"An investigation is underway at the Texas farm which was implicated in the video [produced by Peta]. Any breach of rules will be rectified and sanctioned.
"Hermès specifies that this farm does not belong to them and that the crocodile skins supplied are not used for the fabrication of Birkin bags.
"Hermès imposes on its partners the highest standards in the ethical treatment of crocodiles. For more than 10 years, we have organized monthly visits to our suppliers.
"We control their practices and their conformity with slaughter standards established by veterinary experts and by the Fish and Wildlife (a federal American organisation for the protection of nature) and with the rules established under the aegis of the U.N.O, by the Washington Convention of 1973 which defines the protection of endangered species."
Birkin told the Telegraph the Birkin bag's iconic design was inspired during a 1981 plane ride, when the contents of her straw bag spilled out, and Hermès chief executive Jean-Louis Dumas remarked, "You should have one with pockets."
"The day Hermès makes one with pockets I will have that," she replied. "But I am Hermès and I will put pockets in for you," Dumas told her. The pair sketched out her ideal bag on an Air France sick bag, and the Birkin was born.
But after 34 years, the bag's reign on the arms of Kim Kardashian and Victoria Beckham, could be coming to an end after Birkin watched a PETA report into the slaughtering processes used in the production of alligator skin bags.
The PETA report alleges that the alligators and crocodiles whose skins go into the bags live out their short lives in inhumane conditions, and they can wriggle in agony for hours after their attempted slaughter.

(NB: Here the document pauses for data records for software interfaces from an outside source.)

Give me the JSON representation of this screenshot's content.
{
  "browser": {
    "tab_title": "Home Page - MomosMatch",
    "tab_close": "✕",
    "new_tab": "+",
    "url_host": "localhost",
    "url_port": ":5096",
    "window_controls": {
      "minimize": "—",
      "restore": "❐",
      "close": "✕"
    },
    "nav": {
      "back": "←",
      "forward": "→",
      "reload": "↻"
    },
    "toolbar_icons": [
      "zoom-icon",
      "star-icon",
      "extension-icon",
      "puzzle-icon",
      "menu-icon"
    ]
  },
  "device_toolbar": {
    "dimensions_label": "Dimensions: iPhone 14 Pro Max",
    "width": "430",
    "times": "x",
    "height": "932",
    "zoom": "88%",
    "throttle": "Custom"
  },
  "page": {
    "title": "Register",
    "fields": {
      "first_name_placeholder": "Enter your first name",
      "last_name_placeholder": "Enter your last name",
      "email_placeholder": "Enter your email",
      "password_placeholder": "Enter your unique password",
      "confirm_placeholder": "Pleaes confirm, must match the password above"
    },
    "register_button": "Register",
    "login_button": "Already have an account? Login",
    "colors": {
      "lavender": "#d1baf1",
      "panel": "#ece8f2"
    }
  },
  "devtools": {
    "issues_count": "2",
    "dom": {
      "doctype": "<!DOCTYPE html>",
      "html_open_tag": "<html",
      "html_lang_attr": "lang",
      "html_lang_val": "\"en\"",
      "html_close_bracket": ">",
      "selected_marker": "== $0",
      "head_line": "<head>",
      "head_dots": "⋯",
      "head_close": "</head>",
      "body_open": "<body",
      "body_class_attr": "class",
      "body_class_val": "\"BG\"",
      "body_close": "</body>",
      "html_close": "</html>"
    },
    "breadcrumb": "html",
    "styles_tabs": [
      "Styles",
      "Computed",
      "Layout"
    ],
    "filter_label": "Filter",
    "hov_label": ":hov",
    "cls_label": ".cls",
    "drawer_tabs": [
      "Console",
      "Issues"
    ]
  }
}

Responding to Birkin's statement, PETA founder Ingrid Newkirk said: "PETA, on behalf of all kind souls in the world, thanks Ms Birkin for ending her association with Hermès, which makes grotesque handbags that were revealed in a PETA exposé to be constructed from the skins of factory-farmed and cruelly slaughtered crocodiles.
"We call on Hermès to stop plundering wildlife, factory-farming crocodiles and alligators and slaughtering them for their skins.
"Once, Birkin bags marked people as celebrities or at least members of the super-rich, but soon, no one will want to be caught dead carrying one, and animal advocates will then breathe a sigh of relief."
Animal protection charity OneKind have also praised Birkin for her comments.
"OneKind fully supports Jane Birkin's decision to disassociate herself the Hermes brand and the methods used to create crocodile skin handbags," OneKind spokesperson Louise Robertson told HuffPost UK Style.
"Ms Birkin should be commended for taking a stand against animal cruelty and we hope this decision will encourage Hermes to reconsider how these handbags are produced."
Prices for Birkin bags start at £6,700, but can cost as much as £100,000 depending on the type of materials used with the priciest versions typically made from the skin of the saltwater crocodile.